**Exercise details**
Examine the records below and count how many lines contain the string "таблицу". Give only the number.

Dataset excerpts
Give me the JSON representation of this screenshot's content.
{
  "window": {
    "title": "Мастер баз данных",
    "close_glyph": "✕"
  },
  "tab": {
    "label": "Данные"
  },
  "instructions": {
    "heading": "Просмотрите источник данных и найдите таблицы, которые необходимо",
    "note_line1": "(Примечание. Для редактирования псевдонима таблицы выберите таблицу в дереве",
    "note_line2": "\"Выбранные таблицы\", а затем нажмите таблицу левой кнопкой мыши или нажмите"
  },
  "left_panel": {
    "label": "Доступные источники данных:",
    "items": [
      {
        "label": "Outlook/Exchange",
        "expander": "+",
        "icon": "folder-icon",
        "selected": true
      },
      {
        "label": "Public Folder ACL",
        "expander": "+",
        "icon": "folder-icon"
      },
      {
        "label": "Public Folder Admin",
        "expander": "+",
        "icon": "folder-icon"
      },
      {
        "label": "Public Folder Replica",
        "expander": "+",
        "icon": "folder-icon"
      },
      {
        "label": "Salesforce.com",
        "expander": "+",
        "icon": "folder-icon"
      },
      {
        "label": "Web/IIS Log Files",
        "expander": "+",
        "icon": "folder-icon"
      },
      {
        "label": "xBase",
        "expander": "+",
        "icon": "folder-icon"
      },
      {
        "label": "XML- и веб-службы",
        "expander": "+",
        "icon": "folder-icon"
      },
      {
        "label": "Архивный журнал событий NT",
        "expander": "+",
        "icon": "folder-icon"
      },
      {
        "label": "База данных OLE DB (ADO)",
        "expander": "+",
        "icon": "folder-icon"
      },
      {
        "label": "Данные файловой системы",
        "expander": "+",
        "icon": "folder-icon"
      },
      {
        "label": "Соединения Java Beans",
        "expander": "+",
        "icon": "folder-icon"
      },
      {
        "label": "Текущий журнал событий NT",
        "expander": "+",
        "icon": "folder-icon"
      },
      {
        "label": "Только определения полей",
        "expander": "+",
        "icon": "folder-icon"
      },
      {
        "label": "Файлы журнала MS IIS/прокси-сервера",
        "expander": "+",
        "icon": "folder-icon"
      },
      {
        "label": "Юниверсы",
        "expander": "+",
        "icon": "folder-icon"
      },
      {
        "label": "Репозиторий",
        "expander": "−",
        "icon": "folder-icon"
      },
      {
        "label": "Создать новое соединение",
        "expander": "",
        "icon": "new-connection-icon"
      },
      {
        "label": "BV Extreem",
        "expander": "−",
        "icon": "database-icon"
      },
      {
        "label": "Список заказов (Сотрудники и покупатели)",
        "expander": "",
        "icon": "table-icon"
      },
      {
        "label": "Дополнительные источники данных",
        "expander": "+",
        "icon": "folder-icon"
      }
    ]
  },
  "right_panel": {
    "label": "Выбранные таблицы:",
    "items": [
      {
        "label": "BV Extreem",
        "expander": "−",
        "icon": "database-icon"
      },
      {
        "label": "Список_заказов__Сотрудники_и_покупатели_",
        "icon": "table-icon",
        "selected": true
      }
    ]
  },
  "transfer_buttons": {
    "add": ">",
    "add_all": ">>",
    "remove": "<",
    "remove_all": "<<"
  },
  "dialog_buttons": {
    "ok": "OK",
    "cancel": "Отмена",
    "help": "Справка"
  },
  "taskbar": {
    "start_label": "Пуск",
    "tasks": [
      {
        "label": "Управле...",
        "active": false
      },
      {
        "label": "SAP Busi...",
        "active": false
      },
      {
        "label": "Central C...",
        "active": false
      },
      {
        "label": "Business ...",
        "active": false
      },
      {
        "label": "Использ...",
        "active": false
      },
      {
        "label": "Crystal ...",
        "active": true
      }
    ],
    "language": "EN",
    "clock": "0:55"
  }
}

**Solution to this problem**
2